The KTP laser photoablation technique capitalizes on the fact that most early stage glottic SCC’s are not a uniform depth over the entire surface area of their disease. Provided that they have not been previously treated, glottic SCC’s are essentially contiguous masses that are deepest at their epicenter but become increasingly superficial as they approach the peripheral boundary with normal, healthy vocal fold tissue. There is commonly avisually identifiable, variable length zone of pre-cancer (dysplasia) at the surface perimeter; but treatment in these areas need not be over-aggressive if voice is to be maximally preserved.
The KTP laser photoablation technique precisely “maps” a vocal fold cancer (in a relatively bloodless field) along its entire deep surface and periphery, with ultra-narrow margins. The end result is that the maximum amount of normal, non-cancerous tissue on the affected vocal fold(s) is saved, without sacrificing oncologic effectiveness. It is not uncommon for patients with shallow but bulky early vocal fold cancers to actually have vocal improvement (and not degradation) after healing from KTP laser treatment.
What Are the Voice Outcomes of the KTP Laser?
Because early glottic cancer is relatively curable by any treatment modality, a key treatment outcome is the quality of the voice. As opposed to radiation therapy (or even CO2 laser resections, which are typically done with small margins of normal vocal fold tissue), KTP laser treatment of early glottic cancer focuses on removing only the portions of the vocal fold(s) that are affected by cancer, leaving the non-diseased areas undamaged, so as to maximally preserve voice quality. This is a result of both the surgical technique used (photoablation) and the physics of the KTP laser itself, which cause it to be preferentially absorbed by tissues that have a dense blood supply (like cancers). Contrast this to the physics of the CO2 laser, which has an affinity for water, not blood.
The end result is that KTP laser treatment of early glottic cancer may translate into superior voice outcomes compared to traditional endoscopic surgical techniques (CO2 laser or cold instrument microflap excision). In fact, one study on voice outcomes of the KTP laser treatment of early glottic cancer found that the need for surgical reconstruction of the voice following use of the KTP laser was approximately 25% of the need in a similar historical cohort of different patients who were previously treated with the CO2 laser or microflap excision, presumably as a result of removal of less normal, non-cancerous vocal fold tissue.
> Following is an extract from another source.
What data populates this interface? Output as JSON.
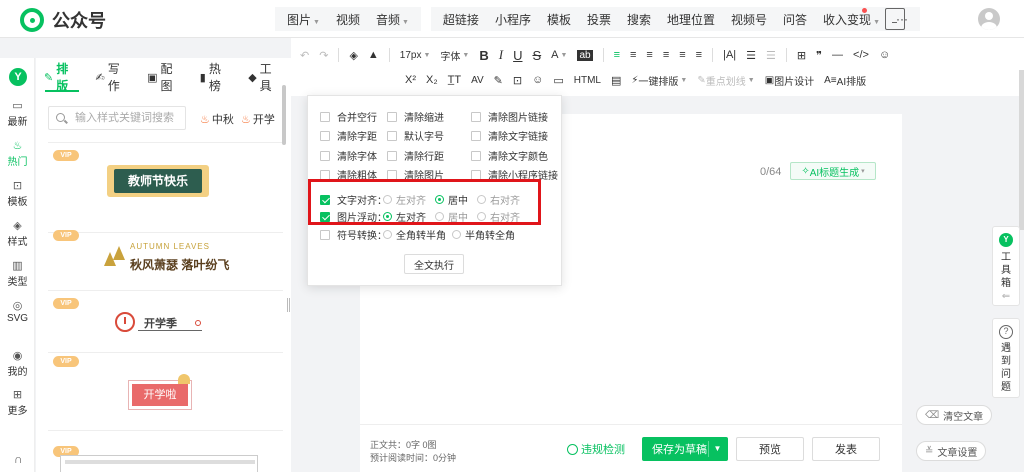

Before Vocal Cord Cancer Surgery
After Vocal Cord Cancer Surgery
Examples of Early Glottic Cancer – Before and After KTP Laser Surgery
Before and after KTP laser surgery for squamous cell carcinoma of both vocal cords. The patient is more than 3 years beyond treatment without evidence of cancer recurrence.
Before and after KTP laser surgery for squamous cell carcinoma of the left vocal fold (right side of image). The patient is more than 3 years beyond treatment without evidence of cancer recurrence.
Before and after KTP laser surgery for squamous cell carcinoma of the right vocal fold (left side of image). The patient is more than 2 years beyond treatment without evidence of recurrence.
Before and after KTP laser surgery for squamous cell carcinoma of the left vocal fold (right side of image). The patient is more than 1 year beyond treatment without evidence of recurrence.
Before and after KTP laser surgery for squamous cell carcinoma of the right vocal fold (left side of image). The patient is more than 1 year beyond treatment without evidence of recurrence.